> **Work instructions**
Your reply must be one number: the count of lines in the data below that contain "Simple".

■ ■ ■ ■ ■ ■ ■

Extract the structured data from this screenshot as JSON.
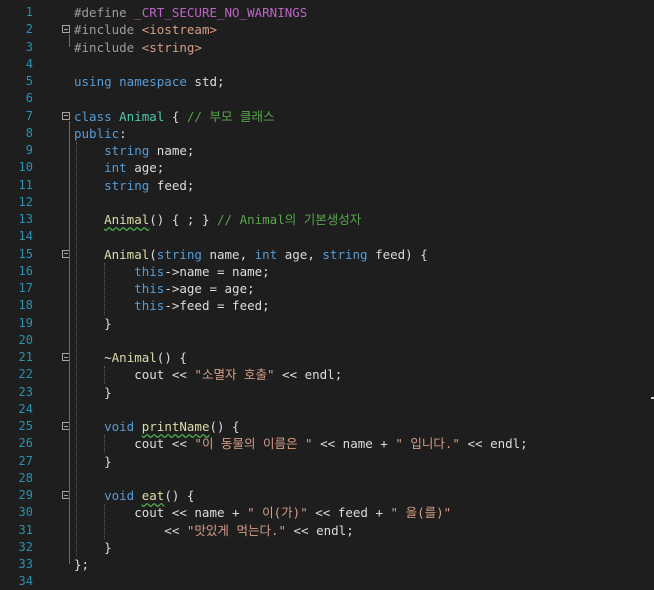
{
  "colors": {
    "background": "#1e1e1e",
    "line_number": "#2b91af",
    "default": "#dcdcdc",
    "keyword": "#569cd6",
    "preprocessor": "#9b9b9b",
    "string": "#d69d85",
    "comment": "#57a64a",
    "type": "#4ec9b0",
    "macro": "#bd63c5",
    "function": "#dcdcaa",
    "variable": "#9cdcfe"
  },
  "editor": {
    "lines": [
      {
        "n": "1",
        "tokens": [
          [
            "#define ",
            "preprocessor"
          ],
          [
            "_CRT_SECURE_NO_WARNINGS",
            "macro"
          ]
        ]
      },
      {
        "n": "2",
        "tokens": [
          [
            "#include ",
            "preprocessor"
          ],
          [
            "<iostream>",
            "string"
          ]
        ]
      },
      {
        "n": "3",
        "tokens": [
          [
            "#include ",
            "preprocessor"
          ],
          [
            "<string>",
            "string"
          ]
        ]
      },
      {
        "n": "4",
        "tokens": []
      },
      {
        "n": "5",
        "tokens": [
          [
            "using ",
            "keyword"
          ],
          [
            "namespace ",
            "keyword"
          ],
          [
            "std;",
            "default"
          ]
        ]
      },
      {
        "n": "6",
        "tokens": []
      },
      {
        "n": "7",
        "tokens": [
          [
            "class ",
            "keyword"
          ],
          [
            "Animal",
            "type"
          ],
          [
            " { ",
            "default"
          ],
          [
            "// 부모 클래스",
            "comment"
          ]
        ]
      },
      {
        "n": "8",
        "tokens": [
          [
            "public",
            "keyword"
          ],
          [
            ":",
            "default"
          ]
        ]
      },
      {
        "n": "9",
        "tokens": [
          [
            "    string ",
            "keyword"
          ],
          [
            "name;",
            "default"
          ]
        ]
      },
      {
        "n": "10",
        "tokens": [
          [
            "    int ",
            "keyword"
          ],
          [
            "age;",
            "default"
          ]
        ]
      },
      {
        "n": "11",
        "tokens": [
          [
            "    string ",
            "keyword"
          ],
          [
            "feed;",
            "default"
          ]
        ]
      },
      {
        "n": "12",
        "tokens": []
      },
      {
        "n": "13",
        "tokens": [
          [
            "    ",
            "default"
          ],
          [
            "Animal",
            "function_sq"
          ],
          [
            "() { ; } ",
            "default"
          ],
          [
            "// Animal의 기본생성자",
            "comment"
          ]
        ]
      },
      {
        "n": "14",
        "tokens": []
      },
      {
        "n": "15",
        "tokens": [
          [
            "    ",
            "default"
          ],
          [
            "Animal",
            "function"
          ],
          [
            "(",
            "default"
          ],
          [
            "string ",
            "keyword"
          ],
          [
            "name, ",
            "default"
          ],
          [
            "int ",
            "keyword"
          ],
          [
            "age, ",
            "default"
          ],
          [
            "string ",
            "keyword"
          ],
          [
            "feed) {",
            "default"
          ]
        ]
      },
      {
        "n": "16",
        "tokens": [
          [
            "        ",
            "default"
          ],
          [
            "this",
            "keyword"
          ],
          [
            "->name = name;",
            "default"
          ]
        ]
      },
      {
        "n": "17",
        "tokens": [
          [
            "        ",
            "default"
          ],
          [
            "this",
            "keyword"
          ],
          [
            "->age = age;",
            "default"
          ]
        ]
      },
      {
        "n": "18",
        "tokens": [
          [
            "        ",
            "default"
          ],
          [
            "this",
            "keyword"
          ],
          [
            "->feed = feed;",
            "default"
          ]
        ]
      },
      {
        "n": "19",
        "tokens": [
          [
            "    }",
            "default"
          ]
        ]
      },
      {
        "n": "20",
        "tokens": []
      },
      {
        "n": "21",
        "tokens": [
          [
            "    ~",
            "default"
          ],
          [
            "Animal",
            "function"
          ],
          [
            "() {",
            "default"
          ]
        ]
      },
      {
        "n": "22",
        "tokens": [
          [
            "        cout << ",
            "default"
          ],
          [
            "\"소멸자 호출\"",
            "string"
          ],
          [
            " << endl;",
            "default"
          ]
        ]
      },
      {
        "n": "23",
        "tokens": [
          [
            "    }",
            "default"
          ]
        ]
      },
      {
        "n": "24",
        "tokens": []
      },
      {
        "n": "25",
        "tokens": [
          [
            "    ",
            "default"
          ],
          [
            "void ",
            "keyword"
          ],
          [
            "printName",
            "function_sq"
          ],
          [
            "() {",
            "default"
          ]
        ]
      },
      {
        "n": "26",
        "tokens": [
          [
            "        cout << ",
            "default"
          ],
          [
            "\"이 동물의 이름은 \"",
            "string"
          ],
          [
            " << name + ",
            "default"
          ],
          [
            "\" 입니다.\"",
            "string"
          ],
          [
            " << endl;",
            "default"
          ]
        ]
      },
      {
        "n": "27",
        "tokens": [
          [
            "    }",
            "default"
          ]
        ]
      },
      {
        "n": "28",
        "tokens": []
      },
      {
        "n": "29",
        "tokens": [
          [
            "    ",
            "default"
          ],
          [
            "void ",
            "keyword"
          ],
          [
            "eat",
            "function_sq"
          ],
          [
            "() {",
            "default"
          ]
        ]
      },
      {
        "n": "30",
        "tokens": [
          [
            "        cout << name + ",
            "default"
          ],
          [
            "\" 이(가)\"",
            "string"
          ],
          [
            " << feed + ",
            "default"
          ],
          [
            "\" 을(를)\"",
            "string"
          ]
        ]
      },
      {
        "n": "31",
        "tokens": [
          [
            "            << ",
            "default"
          ],
          [
            "\"맛있게 먹는다.\"",
            "string"
          ],
          [
            " << endl;",
            "default"
          ]
        ]
      },
      {
        "n": "32",
        "tokens": [
          [
            "    }",
            "default"
          ]
        ]
      },
      {
        "n": "33",
        "tokens": [
          [
            "};",
            "default"
          ]
        ]
      },
      {
        "n": "34",
        "tokens": []
      }
    ]
  }
}
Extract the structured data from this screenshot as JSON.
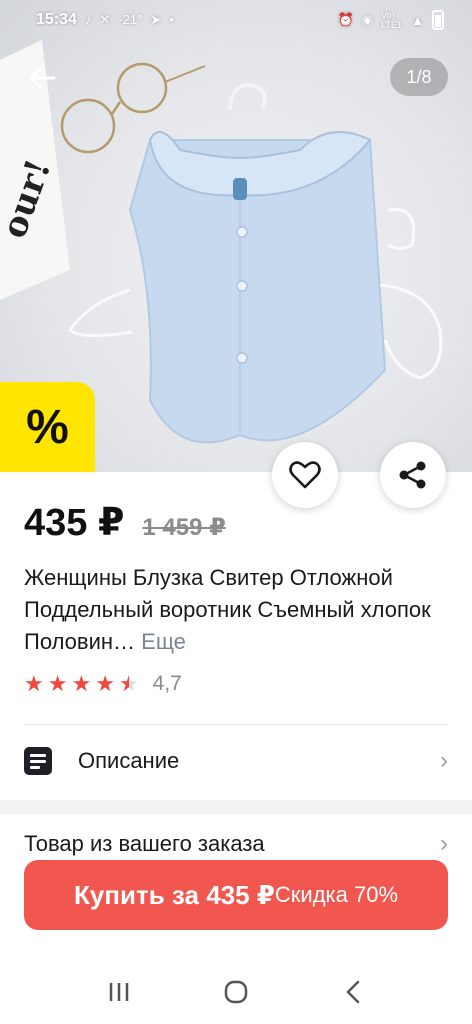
{
  "status": {
    "time": "15:34",
    "temp": "-21°",
    "network": "Vo) LTE1"
  },
  "gallery": {
    "counter": "1/8",
    "sale_badge": "%"
  },
  "product": {
    "price": "435 ₽",
    "old_price": "1 459 ₽",
    "title": "Женщины Блузка Свитер Отложной Поддельный воротник Съемный хлопок Половин…",
    "more_label": "Еще",
    "rating": "4,7",
    "rating_stars": 4.7
  },
  "sections": {
    "description": "Описание",
    "order_item": "Товар из вашего заказа"
  },
  "buy": {
    "label": "Купить за 435 ₽",
    "discount": "Скидка 70%"
  },
  "colors": {
    "accent": "#f2574f",
    "badge": "#ffe500",
    "star": "#f0473f"
  }
}
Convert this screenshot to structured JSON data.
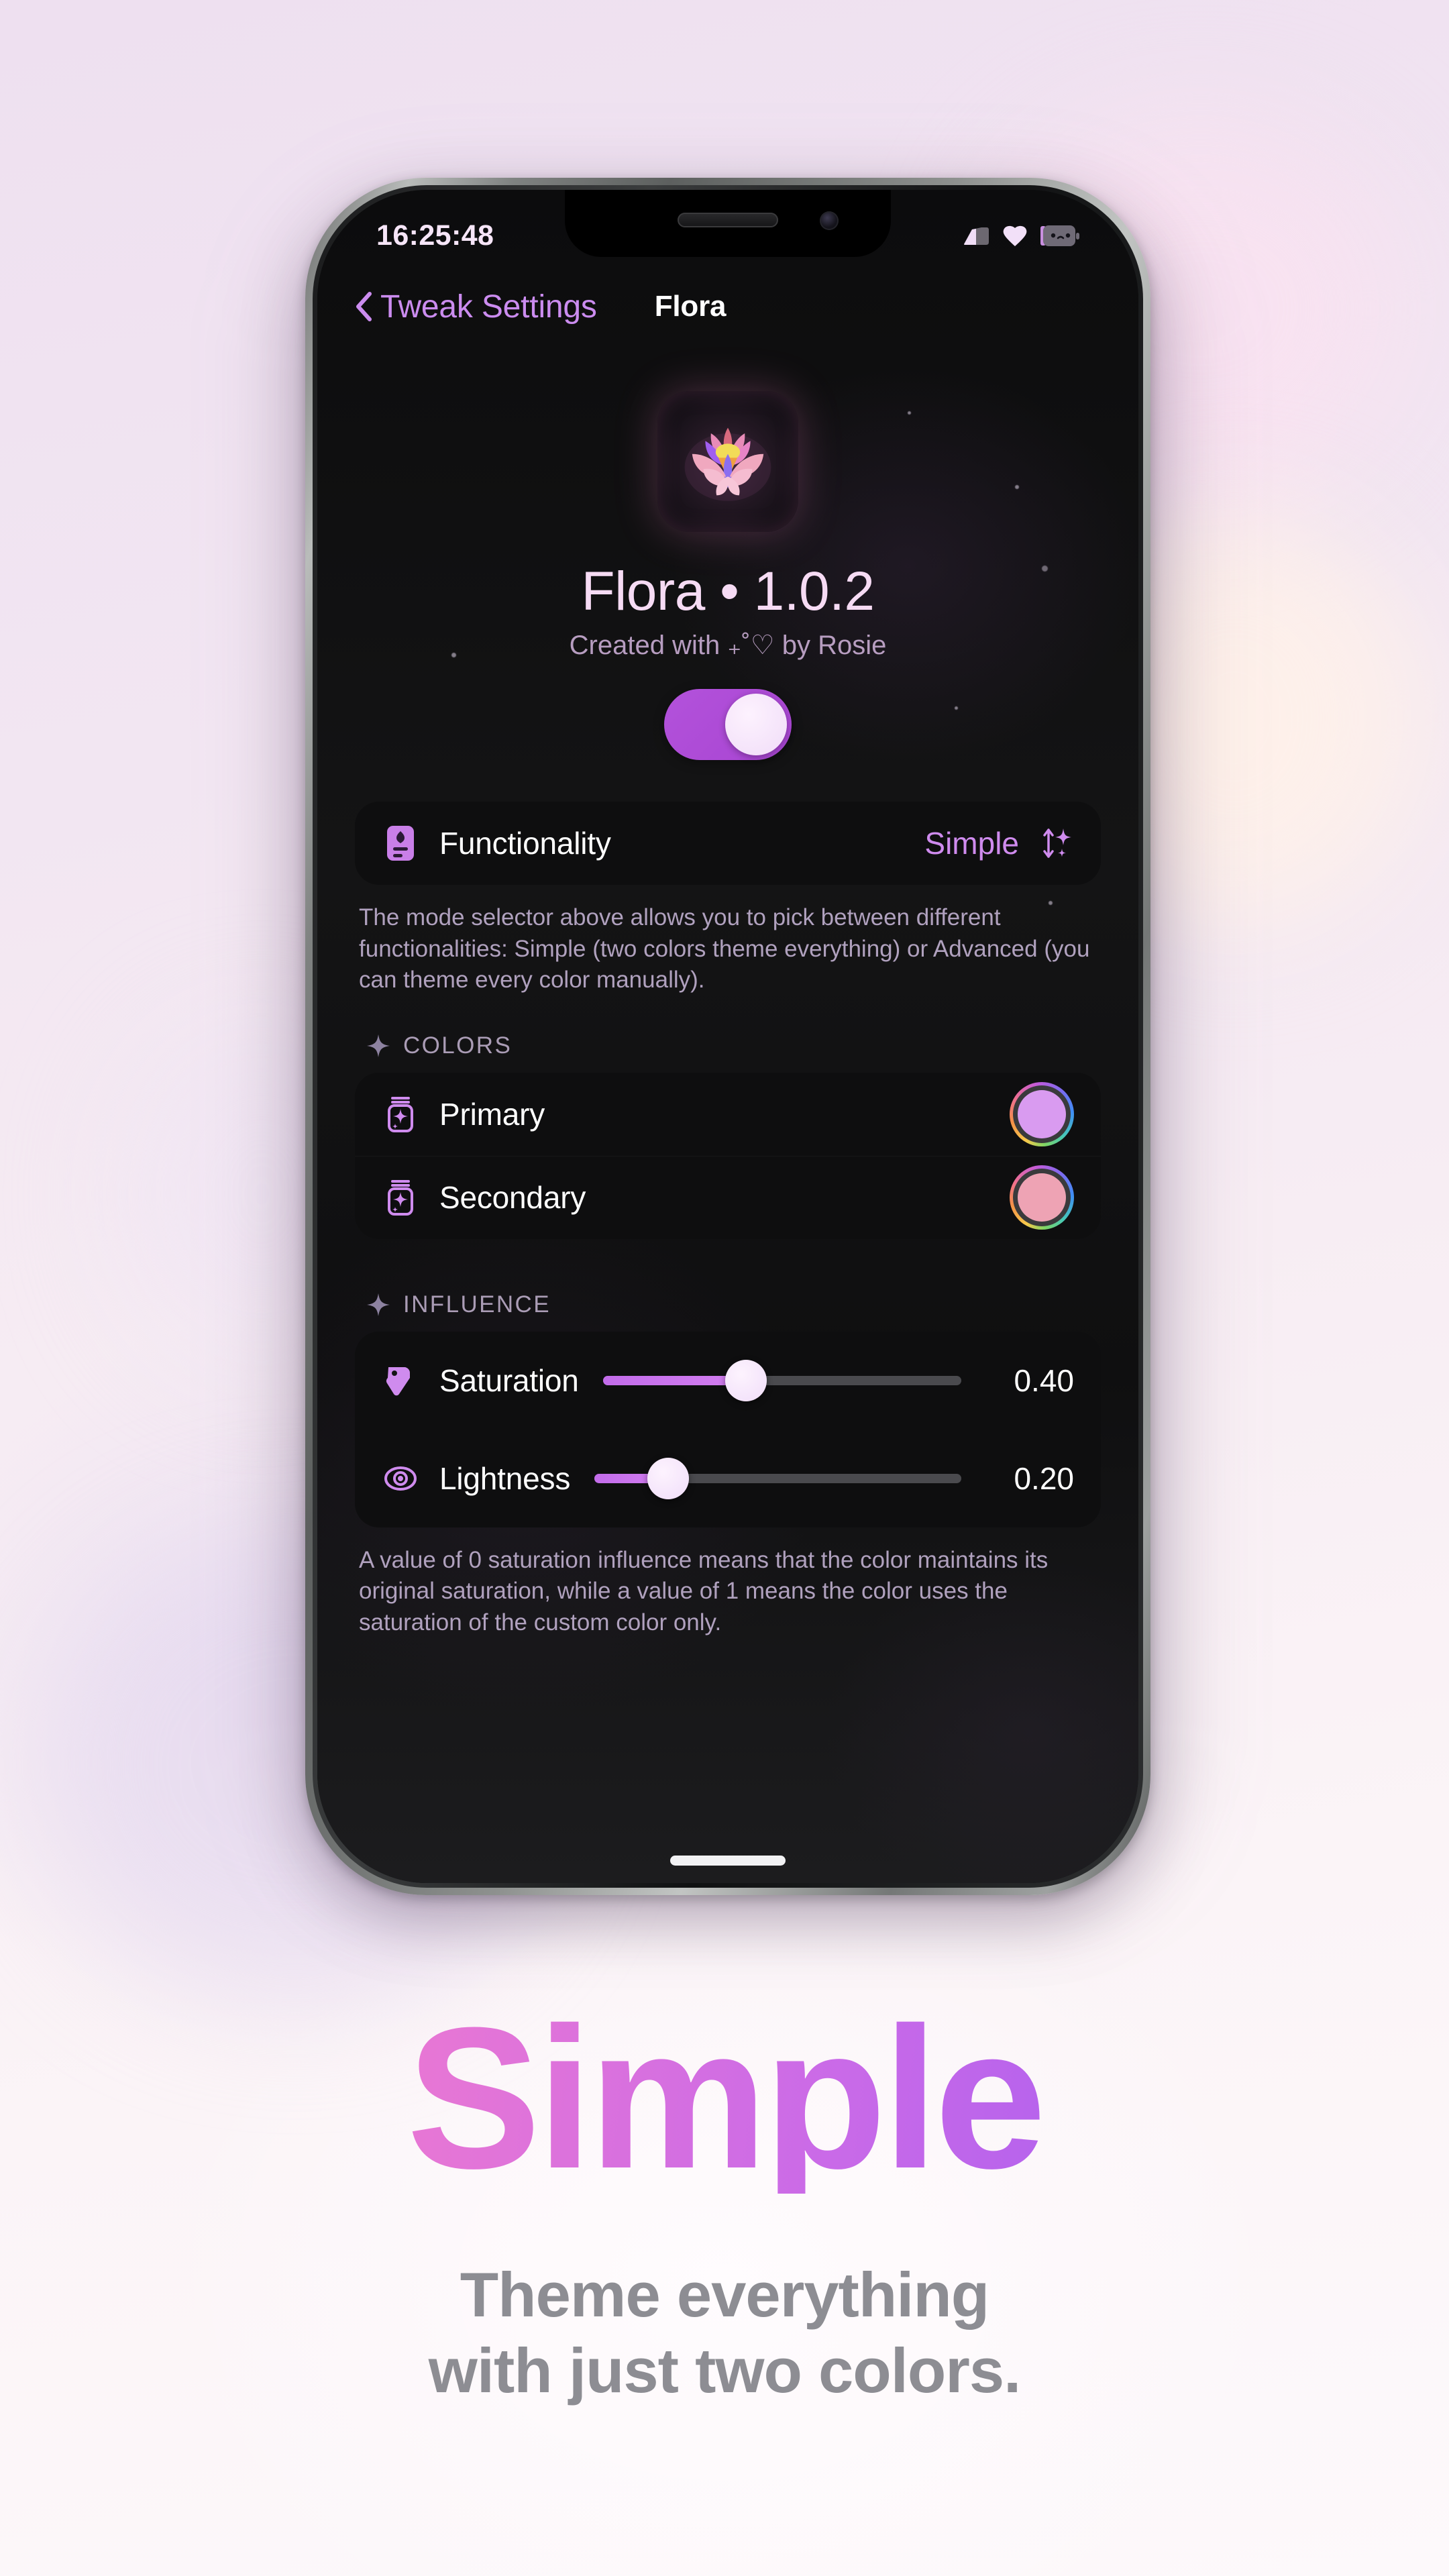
{
  "marketing": {
    "headline": "Simple",
    "subtitle_line1": "Theme everything",
    "subtitle_line2": "with just two colors.",
    "headline_gradient_start": "#F07FCB",
    "headline_gradient_end": "#9F59F2",
    "subtitle_color": "#8D8D93",
    "page_background": "#F2E6F2"
  },
  "status_bar": {
    "time": "16:25:48",
    "time_color": "#F6E5F8",
    "signal_icon": "cellular-signal-icon",
    "wifi_icon": "wifi-icon",
    "battery_icon": "battery-icon"
  },
  "nav": {
    "back_icon": "chevron-left-icon",
    "back_label": "Tweak Settings",
    "back_color": "#CB8CEF",
    "title": "Flora"
  },
  "hero": {
    "app_icon": "lotus-flower-icon",
    "title": "Flora • 1.0.2",
    "title_color": "#F6DBF4",
    "credit": "Created with ₊˚♡ by Rosie",
    "credit_color": "#B79DC0",
    "master_toggle": {
      "label": "master-enable-toggle",
      "state": "on",
      "track_color": "#AE4FD4",
      "knob_color": "#F0DCF8"
    }
  },
  "functionality": {
    "icon": "mode-card-icon",
    "label": "Functionality",
    "value": "Simple",
    "value_color": "#CF8BEE",
    "picker_icon": "up-down-sparkle-icon",
    "footnote": "The mode selector above allows you to pick between different functionalities: Simple (two colors theme everything) or Advanced (you can theme every color manually)."
  },
  "colors_section": {
    "header_icon": "sparkle-icon",
    "header": "COLORS",
    "rows": [
      {
        "icon": "color-jar-icon",
        "label": "Primary",
        "swatch_color": "#D99BF0"
      },
      {
        "icon": "color-jar-icon",
        "label": "Secondary",
        "swatch_color": "#EEA3B4"
      }
    ]
  },
  "influence_section": {
    "header_icon": "sparkle-icon",
    "header": "INFLUENCE",
    "rows": [
      {
        "icon": "tag-icon",
        "label": "Saturation",
        "value": "0.40",
        "percent": 40
      },
      {
        "icon": "eye-icon",
        "label": "Lightness",
        "value": "0.20",
        "percent": 20
      }
    ],
    "footnote": "A value of 0 saturation influence means that the color maintains its original saturation, while a value of 1 means the color uses the saturation of the custom color only."
  }
}
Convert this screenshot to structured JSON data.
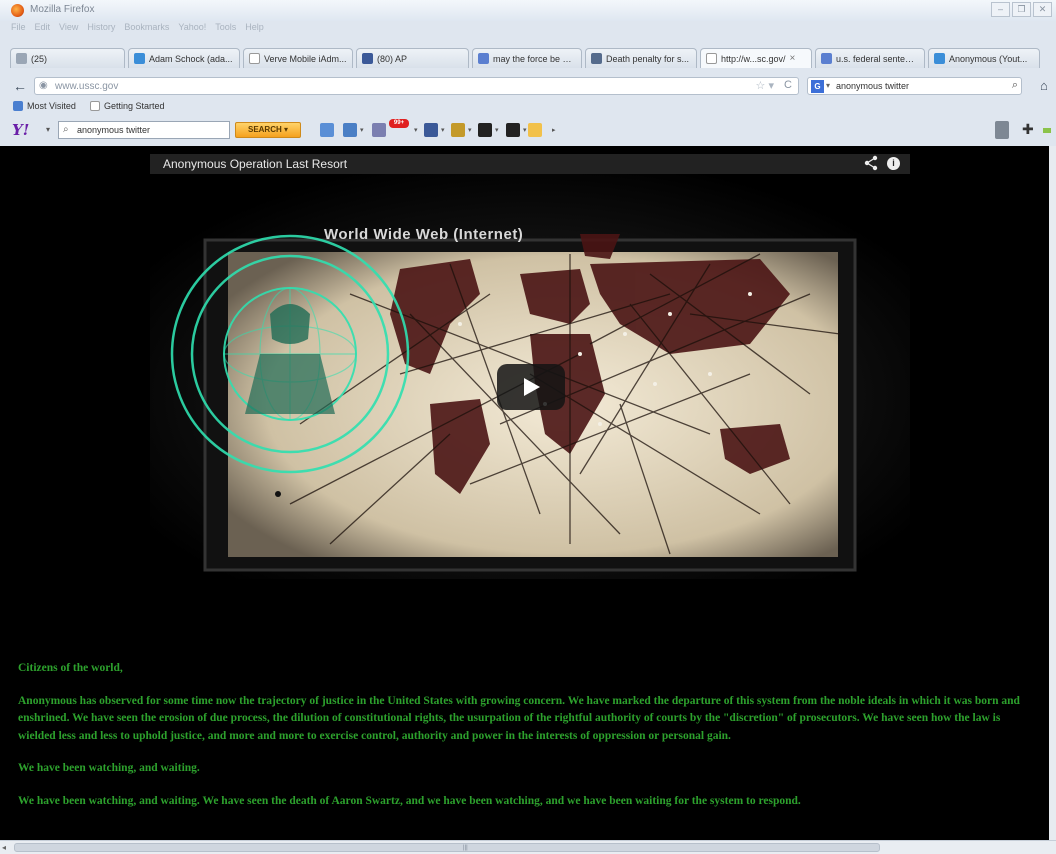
{
  "window": {
    "title": "Mozilla Firefox",
    "buttons": [
      "–",
      "❐",
      "✕"
    ]
  },
  "menu": [
    "File",
    "Edit",
    "View",
    "History",
    "Bookmarks",
    "Yahoo!",
    "Tools",
    "Help"
  ],
  "tabs": [
    {
      "label": "(25)",
      "color": "#9aa6b5",
      "active": false
    },
    {
      "label": "Adam Schock (ada...",
      "color": "#3b8ed8",
      "active": false
    },
    {
      "label": "Verve Mobile iAdm...",
      "color": "#ffffff",
      "active": false
    },
    {
      "label": "(80) AP",
      "color": "#3b5998",
      "active": false
    },
    {
      "label": "may the force be w...",
      "color": "#5b7fd0",
      "active": false
    },
    {
      "label": "Death penalty for s...",
      "color": "#556b8c",
      "active": false
    },
    {
      "label": "http://w...sc.gov/",
      "color": "#ffffff",
      "active": true
    },
    {
      "label": "u.s. federal sentenc...",
      "color": "#5b7fd0",
      "active": false
    },
    {
      "label": "Anonymous (Yout...",
      "color": "#3b8ed8",
      "active": false
    }
  ],
  "navbar": {
    "url": "www.ussc.gov",
    "search_value": "anonymous twitter",
    "search_engine": "G"
  },
  "bookmarks": [
    "Most Visited",
    "Getting Started"
  ],
  "yahoo_toolbar": {
    "search_value": "anonymous twitter",
    "search_button": "SEARCH",
    "mail_badge": "99+"
  },
  "video": {
    "title": "Anonymous Operation Last Resort",
    "heading": "World Wide Web (Internet)",
    "info": "i"
  },
  "manifesto": {
    "p1": "Citizens of the world,",
    "p2": "Anonymous has observed for some time now the trajectory of justice in the United States with growing concern. We have marked the departure of this system from the noble ideals in which it was born and enshrined. We have seen the erosion of due process, the dilution of constitutional rights, the usurpation of the rightful authority of courts by the \"discretion\" of prosecutors. We have seen how the law is wielded less and less to uphold justice, and more and more to exercise control, authority and power in the interests of oppression or personal gain.",
    "p3": "We have been watching, and waiting.",
    "p4": "We have been watching, and waiting. We have seen the death of Aaron Swartz, and we have been watching, and we have been waiting for the system to respond."
  },
  "colors": {
    "manifesto": "#2da12d",
    "page_bg": "#000000",
    "chrome_bg": "#dfe6ef"
  }
}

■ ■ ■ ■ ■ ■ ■

> **Your response**
3